Should I Become a U.S. Air Force Officer?
Becoming an officer in the U.S. Air Force requires rigorous screenings that test one's physical stamina, mental acuity and leadership potential. Once commissioned, officers serve in a wide variety of airborne, technical and administrative roles, from pilot to combat rescue officer to cost analysis officer. U.S. Air Force officers who engage in combat activities put their lives at risk to serve their country. They are typically stationed on military bases, and might have to be away from loved ones for long periods of time to fulfill missions.
|Degree Level||Bachelor's degree; Direct Commission Officers (DCO) may need a graduate or professional degree|
|Degree Fields||No specific field; Air Force ROTC scholarships have stipulations about acceptable and favored majors; DCOs must have a degree relevant to their field|
|Training||Basic officer training that includes classroom study and physical training required|
|Licensing||DCOs need a valid civilian license to practice in their field (such as law or medicine)|
|Key Skills||Physical fitness; leadership potential; commitment to the Air Force's core values of integrity, service and excellence|
|Salary||$33,941 per year (2014 base pay for all officers starting at the 0-1 level)|
Sources: U.S. Air Force Academy, U.S. Air Force ROTC, Airforce.com, U.S. Bureau of Labor Statistics
Step 1: Select a Route to Officer Commissioning
Aspiring Air Force officers have multiple options in order to begin their careers. Bachelor's degree holders can apply to the 9-week Basic Officer Training program at the Air Force's Officer Training School (OTS). A 5-week program is required for medical, judicial and clerical professionals licensed in their fields who are interested in becoming Commissioned Officers.
While in college, students can gain an officer commission through the Air Force Reserve Officer Training Corps (AFROTC) program. The AFROTC awards scholarships based on students' chosen majors, with higher awards offered to preferred technical fields, such as engineering, meteorology and chemistry. High school graduates can apply to the Air Force Academy in Colorado Springs, CO. There they receive an undergraduate education offered through a number of available majors, such as foreign studies, computer science, aeronautical engineering and operations research.
Step 2: Meet Air Force Academy Admission Requirements
To be eligible for both the Air Force Academy and the AFROTC program, students must be U.S. citizens at the time of enrollment. Entering freshmen at the Academy must be 17 to 23 years of age and unmarried with no dependents. Applicants must have an impressive academic record, but also high moral standards, a history of community service and leadership potential. The Academy also requires a physical fitness test, a medical evaluation and a nomination from a member of Congress or other government official.
AFROTC scholarship applicants must be 14 to 17 years old. They must meet competitive academic standards n high school GPA and college entrance admission tests.
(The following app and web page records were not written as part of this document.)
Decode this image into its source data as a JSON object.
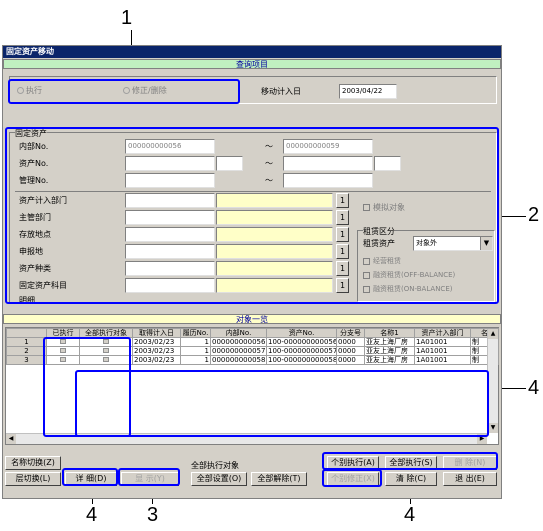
{
  "callouts": {
    "c1": "1",
    "c2": "2",
    "c3": "3",
    "c4a": "4",
    "c4b": "4",
    "c4c": "4"
  },
  "window": {
    "title": "固定资产移动"
  },
  "header_section": {
    "title": "查询项目",
    "radio_execute": "执行",
    "radio_correct": "修正/删除",
    "date_label": "移动计入日",
    "date_value": "2003/04/22"
  },
  "asset_group": {
    "title": "固定资产",
    "internal_no_label": "内部No.",
    "internal_no_from": "000000000056",
    "internal_no_to": "000000000059",
    "asset_no_label": "资产No.",
    "mgmt_no_label": "管理No.",
    "tilde": "～",
    "dept_label": "资产计入部门",
    "owner_dept_label": "主管部门",
    "location_label": "存放地点",
    "report_label": "申报地",
    "asset_type_label": "资产种类",
    "account_label": "固定资产科目",
    "detail_label": "明细",
    "pick_btn": "1",
    "simulate_label": "模拟对象",
    "lease_title": "租赁区分",
    "lease_asset_label": "租赁资产",
    "lease_select_value": "对象外",
    "lease_op1": "经营租赁",
    "lease_op2": "融资租赁(OFF-BALANCE)",
    "lease_op3": "融资租赁(ON-BALANCE)"
  },
  "list_section": {
    "title": "对象一览",
    "columns": [
      "已执行",
      "全部执行对象",
      "取得计入日",
      "履历No.",
      "内部No.",
      "资产No.",
      "分支号",
      "名称1",
      "资产计入部门",
      "名"
    ],
    "rows": [
      {
        "num": "1",
        "date": "2003/02/23",
        "hist": "1",
        "internal": "000000000056",
        "asset": "100-000000000056",
        "branch": "0000",
        "name": "亚友上海厂房",
        "dept": "1A01001",
        "extra": "制"
      },
      {
        "num": "2",
        "date": "2003/02/23",
        "hist": "1",
        "internal": "000000000057",
        "asset": "100-000000000057",
        "branch": "0000",
        "name": "亚友上海厂房",
        "dept": "1A01001",
        "extra": "制"
      },
      {
        "num": "3",
        "date": "2003/02/23",
        "hist": "1",
        "internal": "000000000058",
        "asset": "100-000000000058",
        "branch": "0000",
        "name": "亚友上海厂房",
        "dept": "1A01001",
        "extra": "制"
      }
    ]
  },
  "footer": {
    "name_switch": "名称切换(Z)",
    "layer_switch": "层切换(L)",
    "detail": "详 细(D)",
    "display": "显 示(Y)",
    "all_exec_title": "全部执行对象",
    "all_set": "全部设置(O)",
    "all_clear": "全部解除(T)",
    "individual_exec": "个别执行(A)",
    "all_exec": "全部执行(S)",
    "delete": "删 除(N)",
    "individual_fix": "个别修正(X)",
    "clear": "清 除(C)",
    "exit": "退 出(E)"
  }
}
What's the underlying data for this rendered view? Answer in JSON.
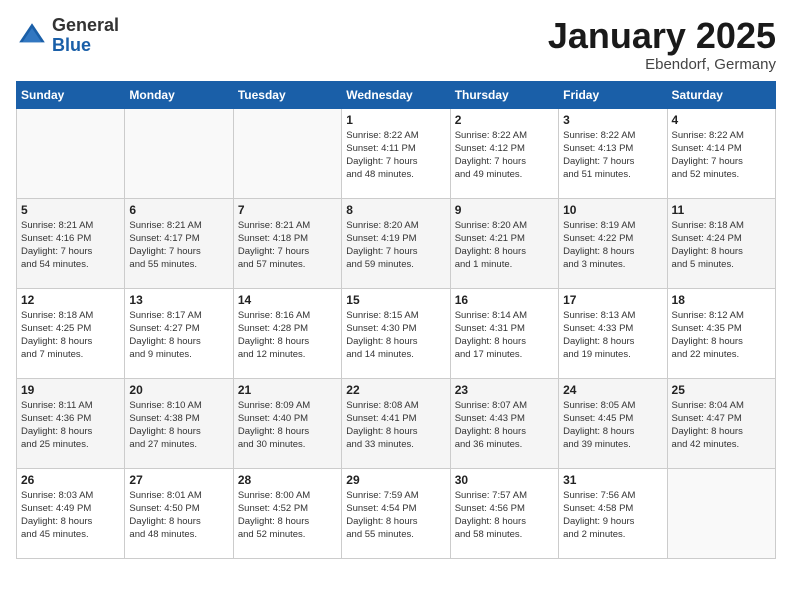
{
  "header": {
    "logo_general": "General",
    "logo_blue": "Blue",
    "month_title": "January 2025",
    "location": "Ebendorf, Germany"
  },
  "days_of_week": [
    "Sunday",
    "Monday",
    "Tuesday",
    "Wednesday",
    "Thursday",
    "Friday",
    "Saturday"
  ],
  "weeks": [
    [
      {
        "day": "",
        "info": ""
      },
      {
        "day": "",
        "info": ""
      },
      {
        "day": "",
        "info": ""
      },
      {
        "day": "1",
        "info": "Sunrise: 8:22 AM\nSunset: 4:11 PM\nDaylight: 7 hours\nand 48 minutes."
      },
      {
        "day": "2",
        "info": "Sunrise: 8:22 AM\nSunset: 4:12 PM\nDaylight: 7 hours\nand 49 minutes."
      },
      {
        "day": "3",
        "info": "Sunrise: 8:22 AM\nSunset: 4:13 PM\nDaylight: 7 hours\nand 51 minutes."
      },
      {
        "day": "4",
        "info": "Sunrise: 8:22 AM\nSunset: 4:14 PM\nDaylight: 7 hours\nand 52 minutes."
      }
    ],
    [
      {
        "day": "5",
        "info": "Sunrise: 8:21 AM\nSunset: 4:16 PM\nDaylight: 7 hours\nand 54 minutes."
      },
      {
        "day": "6",
        "info": "Sunrise: 8:21 AM\nSunset: 4:17 PM\nDaylight: 7 hours\nand 55 minutes."
      },
      {
        "day": "7",
        "info": "Sunrise: 8:21 AM\nSunset: 4:18 PM\nDaylight: 7 hours\nand 57 minutes."
      },
      {
        "day": "8",
        "info": "Sunrise: 8:20 AM\nSunset: 4:19 PM\nDaylight: 7 hours\nand 59 minutes."
      },
      {
        "day": "9",
        "info": "Sunrise: 8:20 AM\nSunset: 4:21 PM\nDaylight: 8 hours\nand 1 minute."
      },
      {
        "day": "10",
        "info": "Sunrise: 8:19 AM\nSunset: 4:22 PM\nDaylight: 8 hours\nand 3 minutes."
      },
      {
        "day": "11",
        "info": "Sunrise: 8:18 AM\nSunset: 4:24 PM\nDaylight: 8 hours\nand 5 minutes."
      }
    ],
    [
      {
        "day": "12",
        "info": "Sunrise: 8:18 AM\nSunset: 4:25 PM\nDaylight: 8 hours\nand 7 minutes."
      },
      {
        "day": "13",
        "info": "Sunrise: 8:17 AM\nSunset: 4:27 PM\nDaylight: 8 hours\nand 9 minutes."
      },
      {
        "day": "14",
        "info": "Sunrise: 8:16 AM\nSunset: 4:28 PM\nDaylight: 8 hours\nand 12 minutes."
      },
      {
        "day": "15",
        "info": "Sunrise: 8:15 AM\nSunset: 4:30 PM\nDaylight: 8 hours\nand 14 minutes."
      },
      {
        "day": "16",
        "info": "Sunrise: 8:14 AM\nSunset: 4:31 PM\nDaylight: 8 hours\nand 17 minutes."
      },
      {
        "day": "17",
        "info": "Sunrise: 8:13 AM\nSunset: 4:33 PM\nDaylight: 8 hours\nand 19 minutes."
      },
      {
        "day": "18",
        "info": "Sunrise: 8:12 AM\nSunset: 4:35 PM\nDaylight: 8 hours\nand 22 minutes."
      }
    ],
    [
      {
        "day": "19",
        "info": "Sunrise: 8:11 AM\nSunset: 4:36 PM\nDaylight: 8 hours\nand 25 minutes."
      },
      {
        "day": "20",
        "info": "Sunrise: 8:10 AM\nSunset: 4:38 PM\nDaylight: 8 hours\nand 27 minutes."
      },
      {
        "day": "21",
        "info": "Sunrise: 8:09 AM\nSunset: 4:40 PM\nDaylight: 8 hours\nand 30 minutes."
      },
      {
        "day": "22",
        "info": "Sunrise: 8:08 AM\nSunset: 4:41 PM\nDaylight: 8 hours\nand 33 minutes."
      },
      {
        "day": "23",
        "info": "Sunrise: 8:07 AM\nSunset: 4:43 PM\nDaylight: 8 hours\nand 36 minutes."
      },
      {
        "day": "24",
        "info": "Sunrise: 8:05 AM\nSunset: 4:45 PM\nDaylight: 8 hours\nand 39 minutes."
      },
      {
        "day": "25",
        "info": "Sunrise: 8:04 AM\nSunset: 4:47 PM\nDaylight: 8 hours\nand 42 minutes."
      }
    ],
    [
      {
        "day": "26",
        "info": "Sunrise: 8:03 AM\nSunset: 4:49 PM\nDaylight: 8 hours\nand 45 minutes."
      },
      {
        "day": "27",
        "info": "Sunrise: 8:01 AM\nSunset: 4:50 PM\nDaylight: 8 hours\nand 48 minutes."
      },
      {
        "day": "28",
        "info": "Sunrise: 8:00 AM\nSunset: 4:52 PM\nDaylight: 8 hours\nand 52 minutes."
      },
      {
        "day": "29",
        "info": "Sunrise: 7:59 AM\nSunset: 4:54 PM\nDaylight: 8 hours\nand 55 minutes."
      },
      {
        "day": "30",
        "info": "Sunrise: 7:57 AM\nSunset: 4:56 PM\nDaylight: 8 hours\nand 58 minutes."
      },
      {
        "day": "31",
        "info": "Sunrise: 7:56 AM\nSunset: 4:58 PM\nDaylight: 9 hours\nand 2 minutes."
      },
      {
        "day": "",
        "info": ""
      }
    ]
  ]
}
In addition, they must pass a physical fitness assessment and meet with an Air Force interviewer.
Step 3: Meet Officer Training Requirements
The basic requirements for applying to Officer Training School are a bachelor's degree, U.S. citizenship and being 18 to 34 years of age. To begin the application process, aspiring officers need to sign up through a local recruiter. Applying to OTS requires passing the Air Force Officer Qualifying Test (AFOQT) and a physical and mental assessment. The final step is an application review by the OTS Selection Board, which looks at each candidate's overall qualifications, character, experience and achievements.
Licensed medical, judicial and clerical professionals seeking a Direct Commission Officer appointment (DCO) must go through an evaluation by the Air Force Recruiting Service (AFRS). The AFRS considers applicants' academic record, work experience, accomplishments, character and leadership potential. Like OTS applicants, DCO candidates must also go through physical and mental screening.
Step 4: Complete Officer Training School
Those enrolled in the Air Force Academy or an AFROTC program receive their officer training in conjunction with their college studies. All others must attend Officer Training School at the Maxwell Air Force Base in Montgomery, AL. Basic Officer Training includes field exercises, classroom study and physical training.
The intensive course builds trainees' fitness, ability to lead, communications and weapons skills as well as knowledge of the military and the world's regions. Officers who complete the training are commissioned as second lieutenants. The 5-week Commissioned Officer Training is a condensed version of the basic program. Rank awarded at the end of this training depends on professional accomplishments.
Step 5: Complete Advanced Training For an Officer Career
Every officer is assigned a specific job or Air Force Specialty Code after training and commissioning. DCOs serve in the occupation in which they originally applied to join the service; their ranks include physicians, nurses, dentists, pharmacists, health administrators, judge advocates and chaplains. Other officers must select a career specialty, for which most receive advanced training.
All Air Force members are considered airmen, though only a small percentage serve as pilots. Those who do must meet exacting physical requirements and undergo prolonged training. Others enter combat-related roles (e.g., air liaison officer), operations support (e.g., weather officer) or various administrative areas (e.g., public affairs officer). A newly commissioned officer's individual qualifications and scores on the AFOQT, along with the Air Force's current personnel needs, generally determine career choices.